On today’s date in 1610, Samuel de Champlain and his Huron and Algonquin allies began an attack on an Iroquois party on Québec’s Richelieu River.
Champlain’s group eventually defeated the Iroquois party five days later. The attack echoed a similar incident a year earlier, when a similar group led by Champlain defeated another Iroquois party, this near Crown Point (present-day Ticonderoga), where the French explorer killed two chieftains with his arquebus.
“These humiliating defeats inflicted on the Iroquois were not soon forgotten,” wrote Bernd Horn in his 2006 book, Perspectives on the Canadian Way of War: Serving the National Interest. “The consequences of these events would rock the colony for generations. The Iroquois Confederacy became the intractable enemy of the French. ‘Between us and them,’ conceded an intendant in New France, ‘there is no more good faith than between the most ferocious animals.”
Born into a family of French mariners in 1574, Champlain began exploring North America in 1603 and eventually climbed to the top of society on this side of the pond.

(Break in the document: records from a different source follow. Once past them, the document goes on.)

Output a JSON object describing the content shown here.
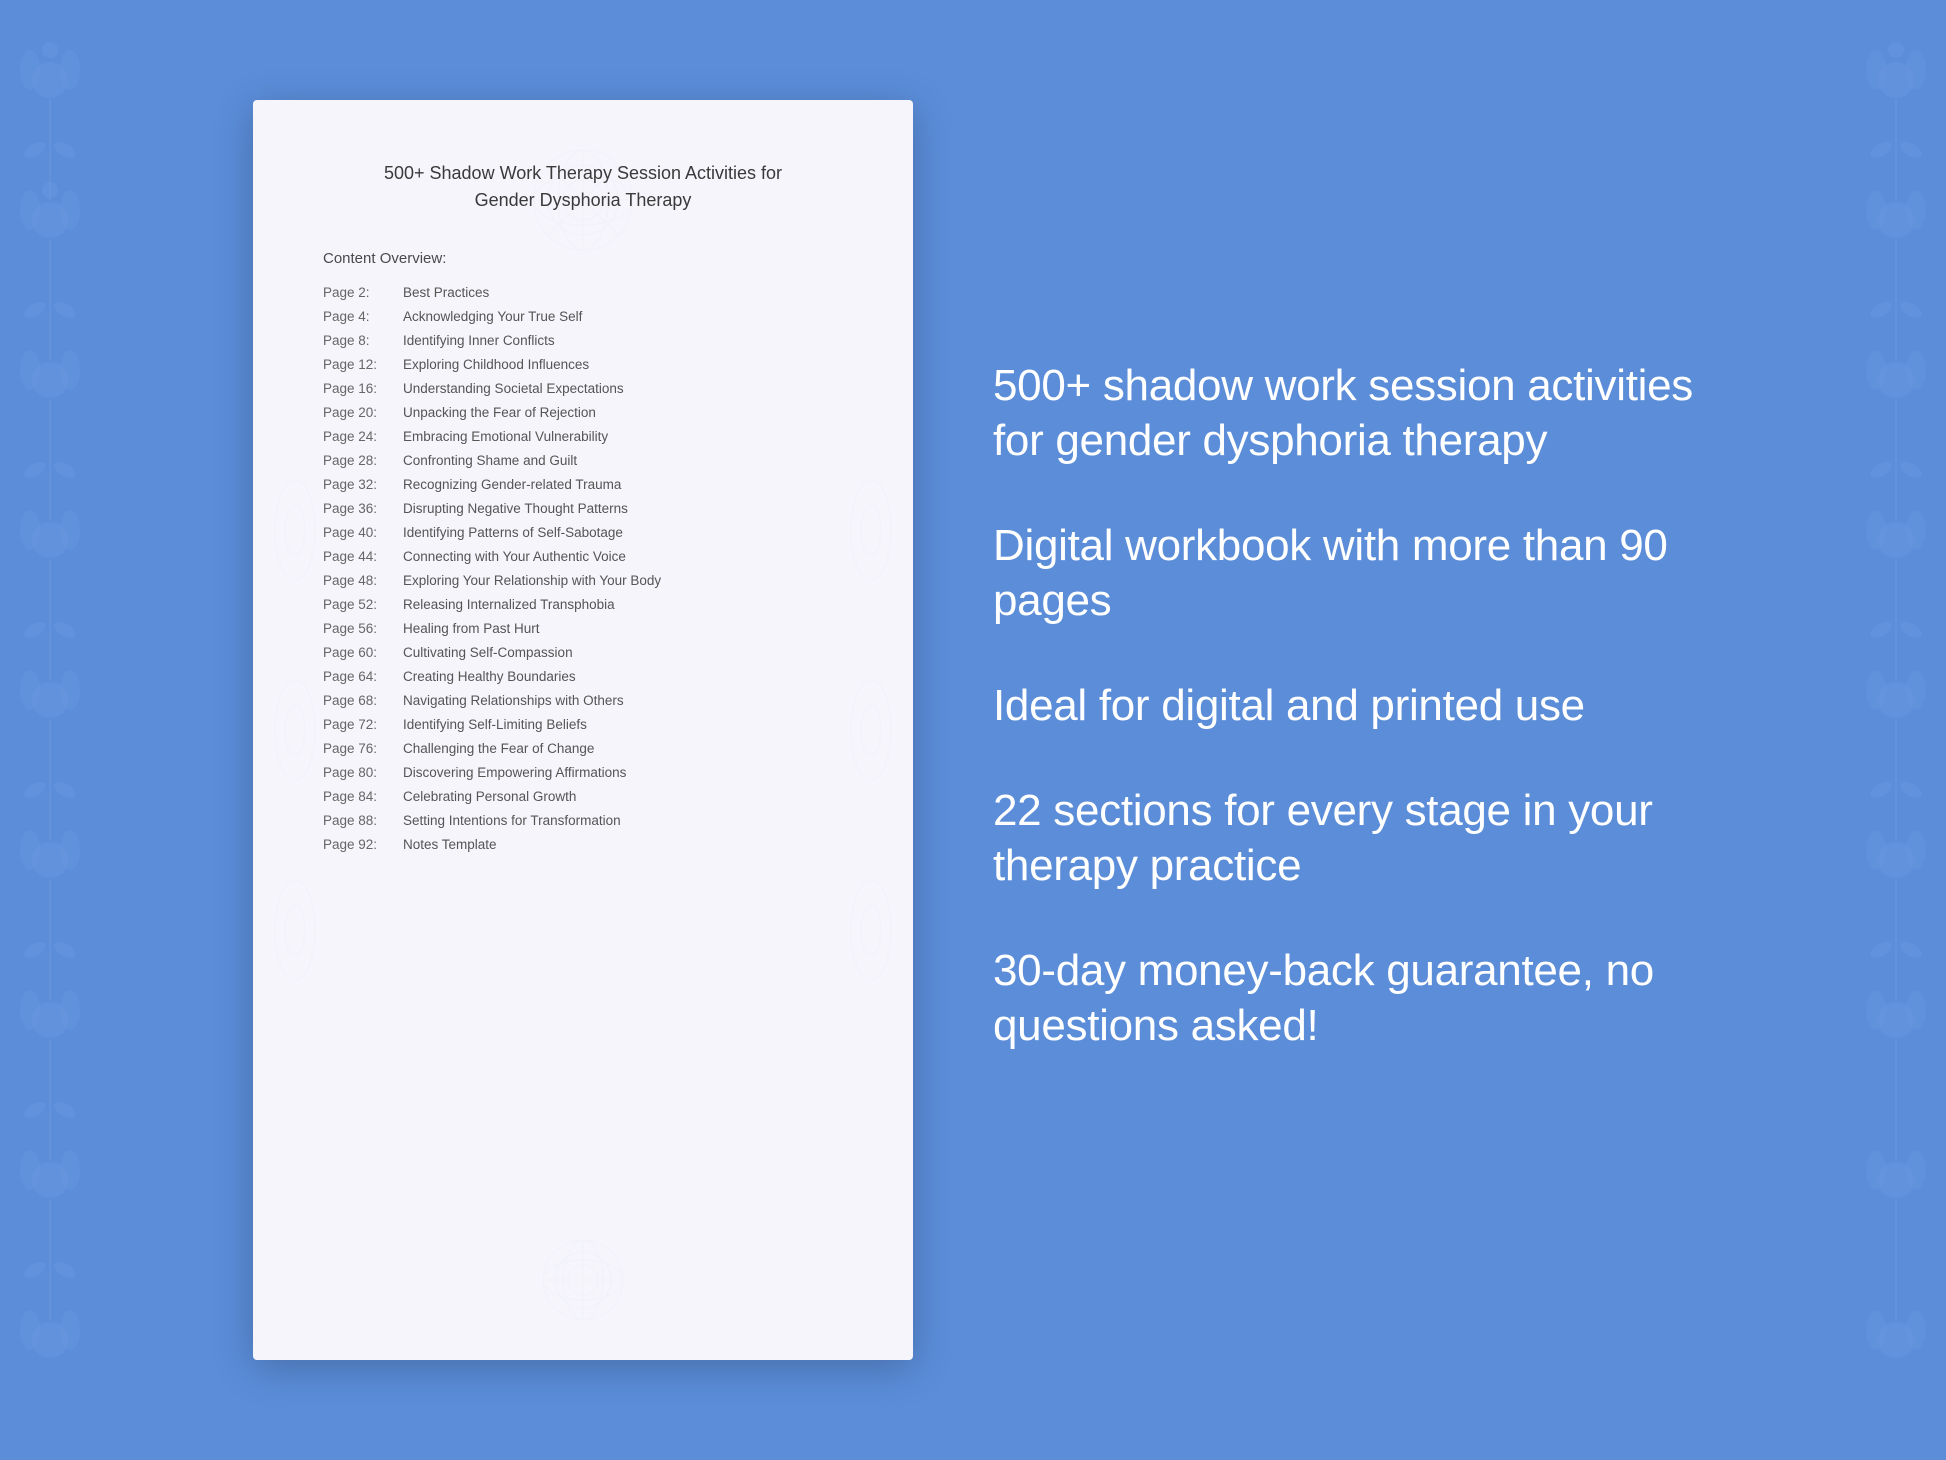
{
  "background_color": "#5b8dd9",
  "document": {
    "title_line1": "500+ Shadow Work Therapy Session Activities for",
    "title_line2": "Gender Dysphoria Therapy",
    "content_header": "Content Overview:",
    "toc": [
      {
        "page": "Page  2:",
        "title": "Best Practices"
      },
      {
        "page": "Page  4:",
        "title": "Acknowledging Your True Self"
      },
      {
        "page": "Page  8:",
        "title": "Identifying Inner Conflicts"
      },
      {
        "page": "Page 12:",
        "title": "Exploring Childhood Influences"
      },
      {
        "page": "Page 16:",
        "title": "Understanding Societal Expectations"
      },
      {
        "page": "Page 20:",
        "title": "Unpacking the Fear of Rejection"
      },
      {
        "page": "Page 24:",
        "title": "Embracing Emotional Vulnerability"
      },
      {
        "page": "Page 28:",
        "title": "Confronting Shame and Guilt"
      },
      {
        "page": "Page 32:",
        "title": "Recognizing Gender-related Trauma"
      },
      {
        "page": "Page 36:",
        "title": "Disrupting Negative Thought Patterns"
      },
      {
        "page": "Page 40:",
        "title": "Identifying Patterns of Self-Sabotage"
      },
      {
        "page": "Page 44:",
        "title": "Connecting with Your Authentic Voice"
      },
      {
        "page": "Page 48:",
        "title": "Exploring Your Relationship with Your Body"
      },
      {
        "page": "Page 52:",
        "title": "Releasing Internalized Transphobia"
      },
      {
        "page": "Page 56:",
        "title": "Healing from Past Hurt"
      },
      {
        "page": "Page 60:",
        "title": "Cultivating Self-Compassion"
      },
      {
        "page": "Page 64:",
        "title": "Creating Healthy Boundaries"
      },
      {
        "page": "Page 68:",
        "title": "Navigating Relationships with Others"
      },
      {
        "page": "Page 72:",
        "title": "Identifying Self-Limiting Beliefs"
      },
      {
        "page": "Page 76:",
        "title": "Challenging the Fear of Change"
      },
      {
        "page": "Page 80:",
        "title": "Discovering Empowering Affirmations"
      },
      {
        "page": "Page 84:",
        "title": "Celebrating Personal Growth"
      },
      {
        "page": "Page 88:",
        "title": "Setting Intentions for Transformation"
      },
      {
        "page": "Page 92:",
        "title": "Notes Template"
      }
    ]
  },
  "promo": {
    "items": [
      {
        "text": "500+ shadow work session activities for gender dysphoria therapy"
      },
      {
        "text": "Digital workbook with more than 90 pages"
      },
      {
        "text": "Ideal for digital and printed use"
      },
      {
        "text": "22 sections for every stage in your therapy practice"
      },
      {
        "text": "30-day money-back guarantee, no questions asked!"
      }
    ]
  },
  "floral": {
    "sprigs": [
      "❀",
      "✿",
      "❁",
      "✾",
      "❀",
      "✿",
      "❁",
      "✾",
      "❀",
      "✿",
      "❁"
    ]
  }
}
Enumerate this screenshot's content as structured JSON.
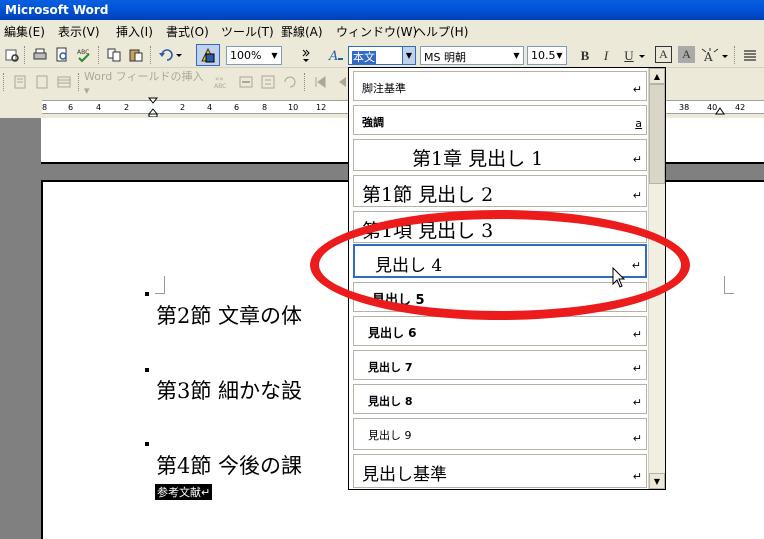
{
  "window": {
    "title": "Microsoft Word"
  },
  "menu": [
    {
      "label": "編集(E)"
    },
    {
      "label": "表示(V)"
    },
    {
      "label": "挿入(I)"
    },
    {
      "label": "書式(O)"
    },
    {
      "label": "ツール(T)"
    },
    {
      "label": "罫線(A)"
    },
    {
      "label": "ウィンドウ(W)"
    },
    {
      "label": "ヘルプ(H)"
    }
  ],
  "toolbar": {
    "zoom": "100%",
    "style": "本文",
    "font": "MS 明朝",
    "size": "10.5",
    "bold": "B",
    "italic": "I",
    "underline": "U",
    "char_border": "A",
    "char_shading": "A",
    "phonetic": "A"
  },
  "mail_toolbar": {
    "insert_field": "Word フィールドの挿入 ▾",
    "abc": "≪≫\nABC"
  },
  "ruler": {
    "left_numbers": [
      "8",
      "6",
      "4",
      "2"
    ],
    "right_numbers": [
      "2",
      "4",
      "6",
      "8",
      "10",
      "12"
    ],
    "far_right": [
      "38",
      "40",
      "42"
    ]
  },
  "document": {
    "headings": [
      "第2節 文章の体",
      "第3節 細かな設",
      "第4節 今後の課"
    ],
    "selected_text": "参考文献↵"
  },
  "style_list": {
    "items": [
      {
        "label": "脚注基準",
        "mark": "↵"
      },
      {
        "label": "強調",
        "mark": "a"
      },
      {
        "label": "第1章 見出し 1",
        "mark": "↵"
      },
      {
        "label": "第1節 見出し 2",
        "mark": "↵"
      },
      {
        "label": "第1項 見出し 3",
        "mark": "↵"
      },
      {
        "label": "見出し 4",
        "mark": "↵"
      },
      {
        "label": "見出し 5",
        "mark": "↵"
      },
      {
        "label": "見出し 6",
        "mark": "↵"
      },
      {
        "label": "見出し 7",
        "mark": "↵"
      },
      {
        "label": "見出し 8",
        "mark": "↵"
      },
      {
        "label": "見出し 9",
        "mark": "↵"
      },
      {
        "label": "見出し基準",
        "mark": "↵"
      }
    ]
  },
  "colors": {
    "annotation": "#ec1c1c",
    "title_bar": "#0052d6",
    "selection": "#000000"
  }
}
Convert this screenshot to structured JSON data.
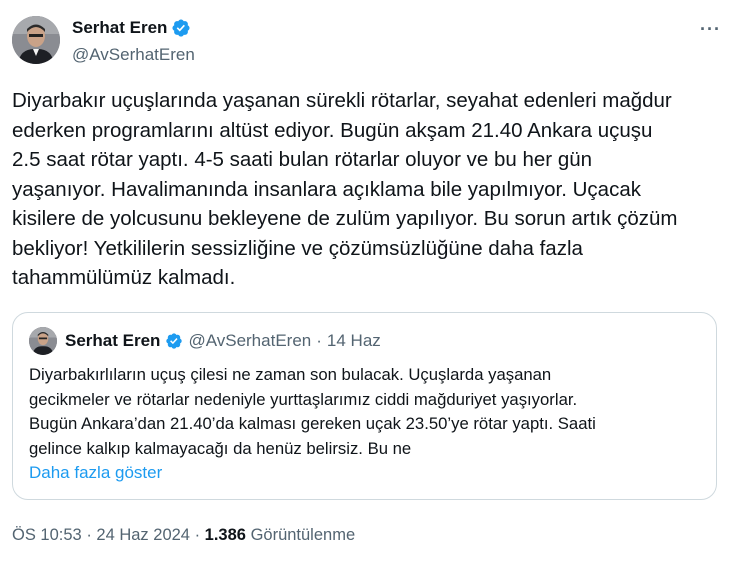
{
  "tweet": {
    "author_name": "Serhat Eren",
    "handle": "@AvSerhatEren",
    "more_icon": "more-icon",
    "text": "Diyarbakır uçuşlarında yaşanan sürekli rötarlar, seyahat edenleri mağdur\nederken programlarını altüst ediyor. Bugün akşam 21.40 Ankara uçuşu\n2.5 saat rötar yaptı.  4-5 saati bulan rötarlar oluyor ve bu her gün\nyaşanıyor. Havalimanında insanlara açıklama bile yapılmıyor. Uçacak\nkisilere de yolcusunu bekleyene de zulüm yapılıyor. Bu sorun artık çözüm\nbekliyor! Yetkililerin sessizliğine ve çözümsüzlüğüne daha fazla\ntahammülümüz kalmadı.",
    "verified_color": "#1d9bf0"
  },
  "quote": {
    "author_name": "Serhat Eren",
    "handle": "@AvSerhatEren",
    "separator": "·",
    "date": "14 Haz",
    "text": "Diyarbakırlıların uçuş çilesi ne zaman son bulacak. Uçuşlarda yaşanan\ngecikmeler ve rötarlar nedeniyle yurttaşlarımız ciddi mağduriyet yaşıyorlar.\nBugün Ankara’dan 21.40’da kalması gereken uçak 23.50’ye rötar yaptı. Saati\ngelince kalkıp kalmayacağı da henüz belirsiz. Bu ne",
    "show_more": "Daha fazla göster"
  },
  "footer": {
    "time": "ÖS 10:53",
    "sep1": "·",
    "date": "24 Haz 2024",
    "sep2": "·",
    "views_count": "1.386",
    "views_label": "Görüntülenme"
  }
}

Tasked with mapping the New World and finding a western route to the Orient – building on fellow explorer Jacques Cartier’s earlier achievements – Champlain made the first attempts at a permanent settlement in 1608, when he built a habitation that eventually became Québec.
From 1608-16, Champlain deepened trading relations with Québec’s local Indigenous people. As he began to explore the western interior with Indigenous guides, his quest for new territory was slowed by demands for permanent settlement and by his growing role as Lieutenant General of New France. He went to New France in 1620 and spent the rest of his life trying to improve the territory rather than simply exploring it.
On March 1, 1632, Champlain was appointed New France’s governor—the first ever.
He later died on Christmas Day, 1635, in Québec. By the time of his death, the first Québécois settlers were beginning to arrive.
2014 CHAMPLAIN COIN
In 2014, the Royal Canadian Mint featured Champlain on the third coin of its Great Explorers series.
The $200 pure gold Proof coin features the French explorer alongside an Indigenous guide as they disembark from canoes on the Ontario shoreline. The coin was designed by Glen Green and has a mintage of 2,000 pieces; a weight of 15.43 grams; and a 29-millimetre diameter.